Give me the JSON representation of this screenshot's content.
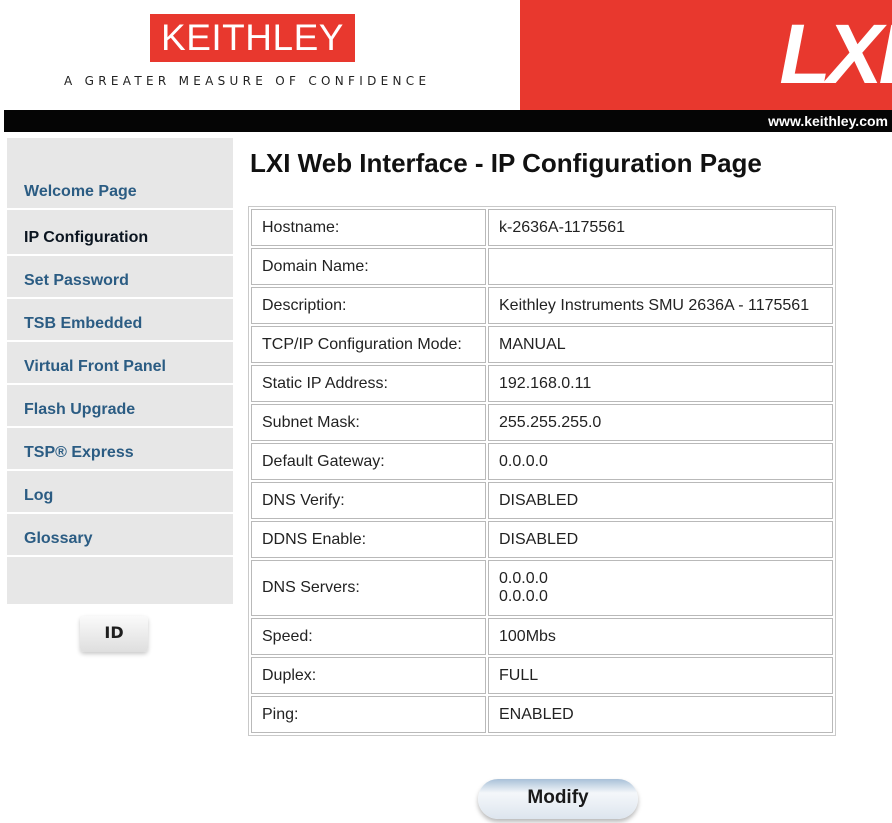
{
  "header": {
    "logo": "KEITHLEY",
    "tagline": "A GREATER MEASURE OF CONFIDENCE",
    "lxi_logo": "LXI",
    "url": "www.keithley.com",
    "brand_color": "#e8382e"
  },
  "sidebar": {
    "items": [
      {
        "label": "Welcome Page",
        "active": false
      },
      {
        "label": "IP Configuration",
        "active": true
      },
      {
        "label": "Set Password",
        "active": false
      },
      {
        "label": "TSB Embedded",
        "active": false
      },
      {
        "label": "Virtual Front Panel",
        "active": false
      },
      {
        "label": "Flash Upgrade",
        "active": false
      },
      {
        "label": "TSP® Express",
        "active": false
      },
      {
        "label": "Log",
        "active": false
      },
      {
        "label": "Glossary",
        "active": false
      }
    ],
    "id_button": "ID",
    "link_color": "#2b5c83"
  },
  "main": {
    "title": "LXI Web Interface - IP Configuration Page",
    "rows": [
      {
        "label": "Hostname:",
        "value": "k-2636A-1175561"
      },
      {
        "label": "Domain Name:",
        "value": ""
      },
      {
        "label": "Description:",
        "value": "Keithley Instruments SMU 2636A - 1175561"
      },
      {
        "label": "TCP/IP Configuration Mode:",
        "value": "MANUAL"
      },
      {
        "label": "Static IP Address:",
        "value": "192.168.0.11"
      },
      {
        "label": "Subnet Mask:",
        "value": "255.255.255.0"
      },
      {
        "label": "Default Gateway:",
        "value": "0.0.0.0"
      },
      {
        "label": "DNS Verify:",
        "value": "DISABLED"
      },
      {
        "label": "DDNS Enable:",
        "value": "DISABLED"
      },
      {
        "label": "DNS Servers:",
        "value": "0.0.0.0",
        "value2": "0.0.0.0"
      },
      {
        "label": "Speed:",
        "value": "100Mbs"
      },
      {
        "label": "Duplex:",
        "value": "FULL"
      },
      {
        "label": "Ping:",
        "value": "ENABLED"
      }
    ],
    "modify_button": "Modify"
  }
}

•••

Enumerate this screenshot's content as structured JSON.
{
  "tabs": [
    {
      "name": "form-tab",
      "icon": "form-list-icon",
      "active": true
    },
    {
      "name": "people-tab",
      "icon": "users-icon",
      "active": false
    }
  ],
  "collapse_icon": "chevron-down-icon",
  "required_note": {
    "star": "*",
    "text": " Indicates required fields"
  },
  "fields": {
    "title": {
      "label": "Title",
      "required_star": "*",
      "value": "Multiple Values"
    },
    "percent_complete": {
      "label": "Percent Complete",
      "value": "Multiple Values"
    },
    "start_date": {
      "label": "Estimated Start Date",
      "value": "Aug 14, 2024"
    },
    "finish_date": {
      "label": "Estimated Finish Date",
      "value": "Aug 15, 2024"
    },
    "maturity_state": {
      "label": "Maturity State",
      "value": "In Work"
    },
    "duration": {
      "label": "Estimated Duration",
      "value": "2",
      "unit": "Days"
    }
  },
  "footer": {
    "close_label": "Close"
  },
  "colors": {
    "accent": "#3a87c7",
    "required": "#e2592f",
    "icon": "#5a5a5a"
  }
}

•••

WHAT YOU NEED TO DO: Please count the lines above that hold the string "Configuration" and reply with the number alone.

OUTPUT OF THE EXERCISE: 3